- [Task prompt]:
Report each line of the records below that holds the word "label".

-- Opening Marker --

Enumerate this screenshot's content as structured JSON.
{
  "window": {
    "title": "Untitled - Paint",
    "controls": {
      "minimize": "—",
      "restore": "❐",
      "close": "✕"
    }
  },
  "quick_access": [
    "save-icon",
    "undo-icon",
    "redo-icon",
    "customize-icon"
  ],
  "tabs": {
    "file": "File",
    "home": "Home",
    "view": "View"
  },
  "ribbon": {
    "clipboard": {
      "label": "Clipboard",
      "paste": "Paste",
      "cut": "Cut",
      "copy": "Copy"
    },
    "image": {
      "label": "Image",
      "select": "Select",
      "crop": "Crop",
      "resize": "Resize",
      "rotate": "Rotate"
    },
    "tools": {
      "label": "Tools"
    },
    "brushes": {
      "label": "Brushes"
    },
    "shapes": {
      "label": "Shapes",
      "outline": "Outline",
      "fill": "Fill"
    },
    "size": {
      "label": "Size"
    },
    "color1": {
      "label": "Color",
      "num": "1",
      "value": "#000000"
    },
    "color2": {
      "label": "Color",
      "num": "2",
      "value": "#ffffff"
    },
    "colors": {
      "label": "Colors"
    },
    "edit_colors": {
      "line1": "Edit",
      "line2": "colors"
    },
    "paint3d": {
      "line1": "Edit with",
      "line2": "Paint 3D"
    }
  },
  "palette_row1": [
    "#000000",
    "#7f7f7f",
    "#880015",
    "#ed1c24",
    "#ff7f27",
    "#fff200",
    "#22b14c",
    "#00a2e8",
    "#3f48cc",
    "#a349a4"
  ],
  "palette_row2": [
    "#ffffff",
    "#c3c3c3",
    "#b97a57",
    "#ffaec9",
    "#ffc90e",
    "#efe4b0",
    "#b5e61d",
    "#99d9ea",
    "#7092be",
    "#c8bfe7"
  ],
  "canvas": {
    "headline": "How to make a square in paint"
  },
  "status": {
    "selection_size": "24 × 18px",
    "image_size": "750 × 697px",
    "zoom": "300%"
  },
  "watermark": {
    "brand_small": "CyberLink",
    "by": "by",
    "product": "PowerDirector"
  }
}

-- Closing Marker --

- [Solution to this problem]:
      "label": "Clipboard",
      "label": "Image",
      "label": "Tools"
      "label": "Brushes"
      "label": "Shapes",
      "label": "Size"
      "label": "Color",
      "label": "Color",
      "label": "Colors"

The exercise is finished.